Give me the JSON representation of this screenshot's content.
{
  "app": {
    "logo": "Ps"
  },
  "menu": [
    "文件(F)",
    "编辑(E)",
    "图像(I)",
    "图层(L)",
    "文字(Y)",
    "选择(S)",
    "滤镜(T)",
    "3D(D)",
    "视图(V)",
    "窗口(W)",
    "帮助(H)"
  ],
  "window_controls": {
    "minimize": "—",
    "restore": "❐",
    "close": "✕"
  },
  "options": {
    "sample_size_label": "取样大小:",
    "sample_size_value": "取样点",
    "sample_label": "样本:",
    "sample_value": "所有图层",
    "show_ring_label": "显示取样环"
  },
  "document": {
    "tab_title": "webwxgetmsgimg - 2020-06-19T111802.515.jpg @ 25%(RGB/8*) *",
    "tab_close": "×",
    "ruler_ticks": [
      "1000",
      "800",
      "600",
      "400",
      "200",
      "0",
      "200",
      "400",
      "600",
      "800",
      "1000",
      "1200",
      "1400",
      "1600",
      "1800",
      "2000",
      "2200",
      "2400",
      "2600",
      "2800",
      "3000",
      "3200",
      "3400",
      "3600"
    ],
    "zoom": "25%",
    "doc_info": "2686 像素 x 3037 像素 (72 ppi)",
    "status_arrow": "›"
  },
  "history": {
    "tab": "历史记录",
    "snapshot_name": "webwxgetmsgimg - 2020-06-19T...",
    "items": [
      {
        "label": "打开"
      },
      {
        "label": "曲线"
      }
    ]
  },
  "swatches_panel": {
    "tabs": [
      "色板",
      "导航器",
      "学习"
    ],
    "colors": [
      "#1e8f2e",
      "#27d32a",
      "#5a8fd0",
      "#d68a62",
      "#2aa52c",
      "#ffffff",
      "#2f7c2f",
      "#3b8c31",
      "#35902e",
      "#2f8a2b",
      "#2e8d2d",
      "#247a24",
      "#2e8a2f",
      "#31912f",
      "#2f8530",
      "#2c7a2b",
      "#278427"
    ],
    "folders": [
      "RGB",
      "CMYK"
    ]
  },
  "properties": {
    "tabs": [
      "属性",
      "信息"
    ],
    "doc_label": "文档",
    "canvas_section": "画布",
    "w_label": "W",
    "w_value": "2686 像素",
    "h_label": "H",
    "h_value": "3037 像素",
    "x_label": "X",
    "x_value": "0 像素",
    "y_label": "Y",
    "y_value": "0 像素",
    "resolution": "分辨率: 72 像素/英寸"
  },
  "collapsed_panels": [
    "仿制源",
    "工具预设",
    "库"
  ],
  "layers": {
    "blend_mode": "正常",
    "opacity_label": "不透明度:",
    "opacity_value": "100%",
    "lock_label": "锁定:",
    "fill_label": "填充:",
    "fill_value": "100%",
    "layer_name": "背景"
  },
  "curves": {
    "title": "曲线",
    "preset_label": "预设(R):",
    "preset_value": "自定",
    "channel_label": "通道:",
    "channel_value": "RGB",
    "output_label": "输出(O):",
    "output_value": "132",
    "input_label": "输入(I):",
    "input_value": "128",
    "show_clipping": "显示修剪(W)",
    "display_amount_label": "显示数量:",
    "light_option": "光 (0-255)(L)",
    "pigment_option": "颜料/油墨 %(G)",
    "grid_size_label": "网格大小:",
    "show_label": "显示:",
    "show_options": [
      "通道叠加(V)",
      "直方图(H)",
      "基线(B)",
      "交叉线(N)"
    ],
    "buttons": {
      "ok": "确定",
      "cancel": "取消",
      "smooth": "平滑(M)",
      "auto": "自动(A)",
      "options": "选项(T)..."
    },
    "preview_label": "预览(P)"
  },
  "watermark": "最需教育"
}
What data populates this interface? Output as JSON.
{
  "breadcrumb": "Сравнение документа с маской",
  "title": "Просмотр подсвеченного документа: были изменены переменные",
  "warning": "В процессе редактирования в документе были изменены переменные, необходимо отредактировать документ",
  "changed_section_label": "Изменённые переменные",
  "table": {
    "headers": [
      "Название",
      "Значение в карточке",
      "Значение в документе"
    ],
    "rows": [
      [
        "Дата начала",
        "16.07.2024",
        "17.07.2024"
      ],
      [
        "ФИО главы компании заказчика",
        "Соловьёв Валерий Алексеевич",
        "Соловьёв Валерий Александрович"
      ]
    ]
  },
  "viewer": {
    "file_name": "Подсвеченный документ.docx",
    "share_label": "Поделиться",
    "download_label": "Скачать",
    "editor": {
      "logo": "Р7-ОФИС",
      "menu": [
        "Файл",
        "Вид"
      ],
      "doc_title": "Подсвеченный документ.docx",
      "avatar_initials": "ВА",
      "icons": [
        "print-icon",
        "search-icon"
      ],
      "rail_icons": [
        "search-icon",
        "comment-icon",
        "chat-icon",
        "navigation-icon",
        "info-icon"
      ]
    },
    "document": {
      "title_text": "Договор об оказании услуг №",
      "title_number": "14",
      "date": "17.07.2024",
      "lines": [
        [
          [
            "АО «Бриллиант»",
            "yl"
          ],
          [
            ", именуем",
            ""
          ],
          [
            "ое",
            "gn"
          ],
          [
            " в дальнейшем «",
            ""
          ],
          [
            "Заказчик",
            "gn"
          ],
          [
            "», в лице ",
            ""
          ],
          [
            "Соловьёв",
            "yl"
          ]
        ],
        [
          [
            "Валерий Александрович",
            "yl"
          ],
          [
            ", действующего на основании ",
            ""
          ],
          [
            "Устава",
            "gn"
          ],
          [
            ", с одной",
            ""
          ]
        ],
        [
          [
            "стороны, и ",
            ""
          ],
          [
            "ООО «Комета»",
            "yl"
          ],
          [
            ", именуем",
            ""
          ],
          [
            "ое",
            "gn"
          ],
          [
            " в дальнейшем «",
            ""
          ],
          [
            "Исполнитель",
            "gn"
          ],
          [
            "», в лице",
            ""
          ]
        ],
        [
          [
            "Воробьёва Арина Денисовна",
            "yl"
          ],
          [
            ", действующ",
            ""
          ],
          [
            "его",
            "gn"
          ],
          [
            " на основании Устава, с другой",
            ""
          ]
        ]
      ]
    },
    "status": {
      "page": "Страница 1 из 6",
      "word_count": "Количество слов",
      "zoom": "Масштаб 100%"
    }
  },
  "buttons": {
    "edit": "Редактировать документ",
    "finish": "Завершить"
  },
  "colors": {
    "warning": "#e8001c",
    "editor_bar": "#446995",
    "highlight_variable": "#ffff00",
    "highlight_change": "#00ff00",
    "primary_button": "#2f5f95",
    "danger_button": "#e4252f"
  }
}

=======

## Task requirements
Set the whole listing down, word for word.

## Final answer
Give me the JSON representation of this screenshot's content.
{
  "app": {
    "logo": "Ps"
  },
  "menu": [
    "文件(F)",
    "编辑(E)",
    "图像(I)",
    "图层(L)",
    "文字(Y)",
    "选择(S)",
    "滤镜(T)",
    "3D(D)",
    "视图(V)",
    "窗口(W)",
    "帮助(H)"
  ],
  "window_controls": {
    "minimize": "—",
    "restore": "❐",
    "close": "✕"
  },
  "options": {
    "sample_size_label": "取样大小:",
    "sample_size_value": "取样点",
    "sample_label": "样本:",
    "sample_value": "所有图层",
    "show_ring_label": "显示取样环"
  },
  "document": {
    "tab_title": "webwxgetmsgimg - 2020-06-19T111802.515.jpg @ 25%(RGB/8*) *",
    "tab_close": "×",
    "ruler_ticks": [
      "1000",
      "800",
      "600",
      "400",
      "200",
      "0",
      "200",
      "400",
      "600",
      "800",
      "1000",
      "1200",
      "1400",
      "1600",
      "1800",
      "2000",
      "2200",
      "2400",
      "2600",
      "2800",
      "3000",
      "3200",
      "3400",
      "3600"
    ],
    "zoom": "25%",
    "doc_info": "2686 像素 x 3037 像素 (72 ppi)",
    "status_arrow": "›"
  },
  "history": {
    "tab": "历史记录",
    "snapshot_name": "webwxgetmsgimg - 2020-06-19T...",
    "items": [
      {
        "label": "打开"
      },
      {
        "label": "曲线"
      }
    ]
  },
  "swatches_panel": {
    "tabs": [
      "色板",
      "导航器",
      "学习"
    ],
    "colors": [
      "#1e8f2e",
      "#27d32a",
      "#5a8fd0",
      "#d68a62",
      "#2aa52c",
      "#ffffff",
      "#2f7c2f",
      "#3b8c31",
      "#35902e",
      "#2f8a2b",
      "#2e8d2d",
      "#247a24",
      "#2e8a2f",
      "#31912f",
      "#2f8530",
      "#2c7a2b",
      "#278427"
    ],
    "folders": [
      "RGB",
      "CMYK"
    ]
  },
  "properties": {
    "tabs": [
      "属性",
      "信息"
    ],
    "doc_label": "文档",
    "canvas_section": "画布",
    "w_label": "W",
    "w_value": "2686 像素",
    "h_label": "H",
    "h_value": "3037 像素",
    "x_label": "X",
    "x_value": "0 像素",
    "y_label": "Y",
    "y_value": "0 像素",
    "resolution": "分辨率: 72 像素/英寸"
  },
  "collapsed_panels": [
    "仿制源",
    "工具预设",
    "库"
  ],
  "layers": {
    "blend_mode": "正常",
    "opacity_label": "不透明度:",
    "opacity_value": "100%",
    "lock_label": "锁定:",
    "fill_label": "填充:",
    "fill_value": "100%",
    "layer_name": "背景"
  },
  "curves": {
    "title": "曲线",
    "preset_label": "预设(R):",
    "preset_value": "自定",
    "channel_label": "通道:",
    "channel_value": "RGB",
    "output_label": "输出(O):",
    "output_value": "132",
    "input_label": "输入(I):",
    "input_value": "128",
    "show_clipping": "显示修剪(W)",
    "display_amount_label": "显示数量:",
    "light_option": "光 (0-255)(L)",
    "pigment_option": "颜料/油墨 %(G)",
    "grid_size_label": "网格大小:",
    "show_label": "显示:",
    "show_options": [
      "通道叠加(V)",
      "直方图(H)",
      "基线(B)",
      "交叉线(N)"
    ],
    "buttons": {
      "ok": "确定",
      "cancel": "取消",
      "smooth": "平滑(M)",
      "auto": "自动(A)",
      "options": "选项(T)..."
    },
    "preview_label": "预览(P)"
  },
  "watermark": "最需教育"
}
What data populates this interface? Output as JSON.
{
  "breadcrumb": "Сравнение документа с маской",
  "title": "Просмотр подсвеченного документа: были изменены переменные",
  "warning": "В процессе редактирования в документе были изменены переменные, необходимо отредактировать документ",
  "changed_section_label": "Изменённые переменные",
  "table": {
    "headers": [
      "Название",
      "Значение в карточке",
      "Значение в документе"
    ],
    "rows": [
      [
        "Дата начала",
        "16.07.2024",
        "17.07.2024"
      ],
      [
        "ФИО главы компании заказчика",
        "Соловьёв Валерий Алексеевич",
        "Соловьёв Валерий Александрович"
      ]
    ]
  },
  "viewer": {
    "file_name": "Подсвеченный документ.docx",
    "share_label": "Поделиться",
    "download_label": "Скачать",
    "editor": {
      "logo": "Р7-ОФИС",
      "menu": [
        "Файл",
        "Вид"
      ],
      "doc_title": "Подсвеченный документ.docx",
      "avatar_initials": "ВА",
      "icons": [
        "print-icon",
        "search-icon"
      ],
      "rail_icons": [
        "search-icon",
        "comment-icon",
        "chat-icon",
        "navigation-icon",
        "info-icon"
      ]
    },
    "document": {
      "title_text": "Договор об оказании услуг №",
      "title_number": "14",
      "date": "17.07.2024",
      "lines": [
        [
          [
            "АО «Бриллиант»",
            "yl"
          ],
          [
            ", именуем",
            ""
          ],
          [
            "ое",
            "gn"
          ],
          [
            " в дальнейшем «",
            ""
          ],
          [
            "Заказчик",
            "gn"
          ],
          [
            "», в лице ",
            ""
          ],
          [
            "Соловьёв",
            "yl"
          ]
        ],
        [
          [
            "Валерий Александрович",
            "yl"
          ],
          [
            ", действующего на основании ",
            ""
          ],
          [
            "Устава",
            "gn"
          ],
          [
            ", с одной",
            ""
          ]
        ],
        [
          [
            "стороны, и ",
            ""
          ],
          [
            "ООО «Комета»",
            "yl"
          ],
          [
            ", именуем",
            ""
          ],
          [
            "ое",
            "gn"
          ],
          [
            " в дальнейшем «",
            ""
          ],
          [
            "Исполнитель",
            "gn"
          ],
          [
            "», в лице",
            ""
          ]
        ],
        [
          [
            "Воробьёва Арина Денисовна",
            "yl"
          ],
          [
            ", действующ",
            ""
          ],
          [
            "его",
            "gn"
          ],
          [
            " на основании Устава, с другой",
            ""
          ]
        ]
      ]
    },
    "status": {
      "page": "Страница 1 из 6",
      "word_count": "Количество слов",
      "zoom": "Масштаб 100%"
    }
  },
  "buttons": {
    "edit": "Редактировать документ",
    "finish": "Завершить"
  },
  "colors": {
    "warning": "#e8001c",
    "editor_bar": "#446995",
    "highlight_variable": "#ffff00",
    "highlight_change": "#00ff00",
    "primary_button": "#2f5f95",
    "danger_button": "#e4252f"
  }
}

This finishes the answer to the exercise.